“What it was Turned Ollie Queer” by Mike Tuohy wins my vote for best story title, but I had trouble identifying with the good ol’ boys of the piece. As with the last story there’s entrenched homophobia and racism; there’s also, though, an outlandishness that’s meant to temper it with humor, only I didn’t trust the majority of the characters and so held my breath through most of the tale, anticipating violence. It did not manifest, thankfully, and a second reading allowed the humor to come fully to the fore.

Next we have the speculative fiction piece “Femorph” by James Russell. The world of the story is one where bodies have obvious dual natures from birth, with one gender asserting dominance and becoming cemented at adulthood, a process termed “calcification”. Aaron is a teenager torn by his desire for conflicting things: the friendship he shares with his best friend Michael, who is gay, vs. the sexual attraction he shares with Michael’s alter-ego Michelle. The thing is, there can be no ambivalence, no shifting back and forth between the personalities inhabiting a body once calcification hits, or the consequences can be fatal. I loved this examination of sexual attraction, gender identity, selfish vs. selfless-ness, and societal expectations, and I hope it finds a wide audience.
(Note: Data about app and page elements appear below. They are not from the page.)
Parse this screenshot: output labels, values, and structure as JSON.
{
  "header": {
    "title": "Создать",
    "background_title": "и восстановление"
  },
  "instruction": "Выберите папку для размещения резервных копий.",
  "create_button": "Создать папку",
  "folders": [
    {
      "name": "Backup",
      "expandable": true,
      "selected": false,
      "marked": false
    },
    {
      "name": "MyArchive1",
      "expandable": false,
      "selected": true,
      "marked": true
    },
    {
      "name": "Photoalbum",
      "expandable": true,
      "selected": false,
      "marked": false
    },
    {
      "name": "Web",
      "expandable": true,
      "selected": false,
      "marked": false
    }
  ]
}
I know exactly why I like the story “Fat Hands” by John Kane. It’s because it’s filled with things that remind me of Michael Kearns: Silver Lake, Hollywood, HIV and AIDS, bathhouses, created families, friendships that span decades, and the wisdom of one who has lived life with his eyes wide open. The crispness of the prose elevates the story, rendering what might be maudlin, uplifting and poignant instead. That’s quite a trick.

The next story, “Days of Awe,” is mine. I’d love feedback, if you’ve read it. Moving on, I thought I wouldn’t like “Pageant Girl” by Sam Hawk, because I am not a fan of beauty pageants in general, and ones involving small children tend to make me apoplectic, but I found myself rooting for Elsie and her coach, Bennie. You know what did it? A shared hatred of her biggest competition, Miss Dallas Northeast. In the early nineteen nineties I spent a week in Mesquite, TX. Let’s just say I can relate.

I expected to like “‘Til it Bleeds” by Jerry Rabushka, because I so enjoyed his “Sample Day” in last year’s anthology, and I was not disappointed, though I was thrown for a bit of a loop when the story turned out to have an omniscient POV. It was also rough walking around (mostly) in Kurt’s skin, though I had a hard time identifying why that was. Here is a man who tries hard to figure out his feelings, yet always ends up blaming others for his unhappiness, his loneliness. I’m not sure what his problem is, or how to fix it, but I like him.

Felice Picano’s story “A Perfect Fit” is a time-travelling head trip of an adventure. The hero is sent back several thousand years, in order to investigate the early days of a legend, but as the story events unfold he finds his life and that of the historical figure being conflated. The question arises for the reader: Will he be able to go home? (I’d also like to know if this a fraction of a novel.)

The last story is “Basketball Fever” by Maureen Brady. I admired, first of all, that it has as its protagonists two women of “advanced” age. Charlene and Shoney also aren’t rich or beautiful, and never have been. They’re everywomen who have become friends because their seats as season ticket holders for the WNBA team The Liberty happen to be side-by-side. The thing is, they’ve got a lot more in common than basketball, but fear of rejection keeps them from exploring any potential relationship beyond the sports stadium, right up to and past the last game of the season. Thankfully, they get an opportunity to correct that mistake during a post-season celebration at Madison Square Garden. I loved the affection they exhibit for one another, and the gentle humor that runs all through the story. It’s another one I’d like to see be developed into a longer work.

There you have it. Well, sort of. You can actually have it by clicking here:

http://www.boldstrokesbooks.com/9781626393912e.html